The SINE wave output corresponds to the TUNE control and is a constant wave—there’s no envelope on this output—and with TEXTURE full CW and DAMPING fully CCW you could hear two distinct tones exiting the Drum output; a low and a high. This becomes more apparent when you patch out of the SINE output with CV going into the 1V input. The DRUM output is now tuned to the CV and SINE out becomes a melody that corresponds to the kick. It takes a minimum 2V trigger at the STRIKE input to get the drum sounding, and I noticed that when I had a melody patched into the 1V input, while the melody sounded cool directly through the SINE output to my mixer, the sound of the kick only changed drastically when there was a noticeably higher voltage going into the 1V input, indicated by a higher pitch for the melody. In conjunction with the ENV out, patched into a VCA, Foundation gives you the ability to have a kick/bassline combo that is locked in full, by patching it into the CV of a VCA with the bassline for the input. Super tight sound, really quick and easy. Since the ENV output is the shape of the kick drum being made, it’s possible to layer on top of the kick with any sound you like that completely matches the envelope of the kick, and this can really help you create a unique kick sound, further differentiating your sound from the clone drum crowd [guilty as charged...well, not anymore!]. Using the NOISE output into a VCA while feeding the VCA somewhat random and short gates from Pamela’s Workout with Foundation laying it down, gave me some cool stuttering rhythms—only three modules needed.

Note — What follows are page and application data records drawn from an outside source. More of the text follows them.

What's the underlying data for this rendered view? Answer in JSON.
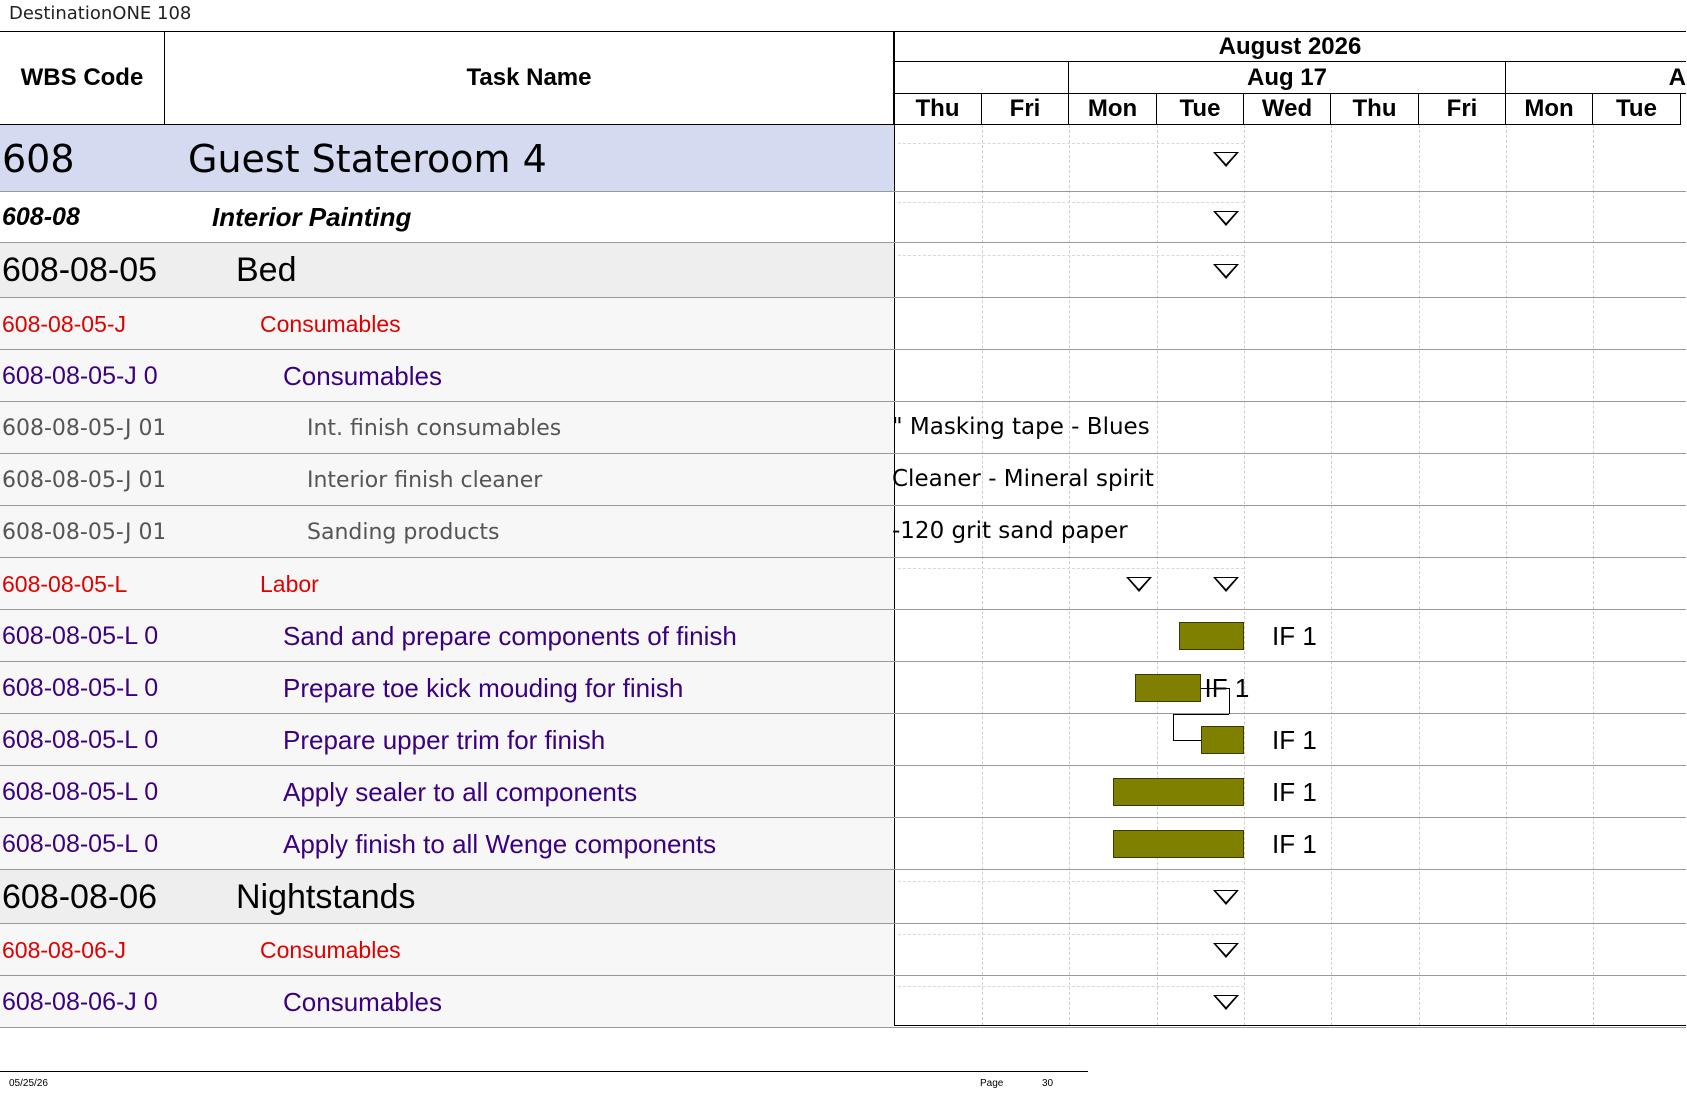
{
  "document": {
    "title": "DestinationONE 108"
  },
  "header": {
    "wbs_col": "WBS Code",
    "task_col": "Task Name",
    "month": "August 2026",
    "week": "Aug 17",
    "edge_letter": "A",
    "days": [
      "Thu",
      "Fri",
      "Mon",
      "Tue",
      "Wed",
      "Thu",
      "Fri",
      "Mon",
      "Tue"
    ]
  },
  "rows": [
    {
      "wbs": "608",
      "task": "Guest Stateroom 4",
      "level": "project",
      "color": "#000000",
      "gantt": {
        "summary_day": 4
      }
    },
    {
      "wbs": "608-08",
      "task": "Interior Painting",
      "level": "phase",
      "color": "#000000",
      "gantt": {
        "summary_day": 4
      }
    },
    {
      "wbs": "608-08-05",
      "task": "Bed",
      "level": "item",
      "color": "#000000",
      "gantt": {
        "summary_day": 4
      }
    },
    {
      "wbs": "608-08-05-J",
      "task": "Consumables",
      "level": "group",
      "color": "#e00000",
      "gantt": {}
    },
    {
      "wbs": "608-08-05-J 0",
      "task": "Consumables",
      "level": "subgroup",
      "color": "#3b0080",
      "gantt": {}
    },
    {
      "wbs": "608-08-05-J 01",
      "task": "Int. finish consumables",
      "level": "resource",
      "color": "#555555",
      "gantt": {
        "note": "\" Masking tape - Blues"
      }
    },
    {
      "wbs": "608-08-05-J 01",
      "task": "Interior finish cleaner",
      "level": "resource",
      "color": "#555555",
      "gantt": {
        "note": "Cleaner - Mineral spirit"
      }
    },
    {
      "wbs": "608-08-05-J 01",
      "task": "Sanding products",
      "level": "resource",
      "color": "#555555",
      "gantt": {
        "note": "-120 grit sand paper"
      }
    },
    {
      "wbs": "608-08-05-L",
      "task": "Labor",
      "level": "group",
      "color": "#e00000",
      "gantt": {
        "summary_day": 4,
        "summary_day_2": 3
      }
    },
    {
      "wbs": "608-08-05-L 0",
      "task": "Sand and prepare components of finish",
      "level": "subgroup",
      "color": "#3b0080",
      "gantt": {
        "bar_start": 3.25,
        "bar_end": 4,
        "label": "IF 1"
      }
    },
    {
      "wbs": "608-08-05-L 0",
      "task": "Prepare toe kick mouding for finish",
      "level": "subgroup",
      "color": "#3b0080",
      "gantt": {
        "bar_start": 2.75,
        "bar_end": 3.5,
        "label": "IF 1"
      }
    },
    {
      "wbs": "608-08-05-L 0",
      "task": "Prepare upper trim for finish",
      "level": "subgroup",
      "color": "#3b0080",
      "gantt": {
        "bar_start": 3.5,
        "bar_end": 4,
        "label": "IF 1"
      }
    },
    {
      "wbs": "608-08-05-L 0",
      "task": "Apply sealer to all components",
      "level": "subgroup",
      "color": "#3b0080",
      "gantt": {
        "bar_start": 2.5,
        "bar_end": 4,
        "label": "IF 1"
      }
    },
    {
      "wbs": "608-08-05-L 0",
      "task": "Apply finish to all Wenge components",
      "level": "subgroup",
      "color": "#3b0080",
      "gantt": {
        "bar_start": 2.5,
        "bar_end": 4,
        "label": "IF 1"
      }
    },
    {
      "wbs": "608-08-06",
      "task": "Nightstands",
      "level": "item",
      "color": "#000000",
      "gantt": {
        "summary_day": 4
      }
    },
    {
      "wbs": "608-08-06-J",
      "task": "Consumables",
      "level": "group",
      "color": "#e00000",
      "gantt": {
        "summary_day": 4
      }
    },
    {
      "wbs": "608-08-06-J 0",
      "task": "Consumables",
      "level": "subgroup",
      "color": "#3b0080",
      "gantt": {
        "summary_day": 4
      }
    }
  ],
  "colors": {
    "project_bg": "#d4daf0",
    "item_bg": "#eeeeee",
    "row_bg": "#f7f7f7",
    "bar": "#808000"
  },
  "footer": {
    "date": "05/25/26",
    "page_label": "Page",
    "page_number": "30"
  }
}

I like Foundation a lot. It strikes a great balance with the perfect amount of features, and the options for tweaking help really hone in on a lot of variation in tones and sound. I do wish Foundation had some sort of visual indicator—an LED or something—for when it’s being triggered, but that minuscule nitpick aside, if you’re looking for something you can really build on [no foundation pun here], Foundation is definitely worth a look. I recommend it highly—it sounds excellent and is super versatile. I really hope Noise Reap does something similar with a snare module.
10 HP +12V 20mA -12V 10mA
Price: $180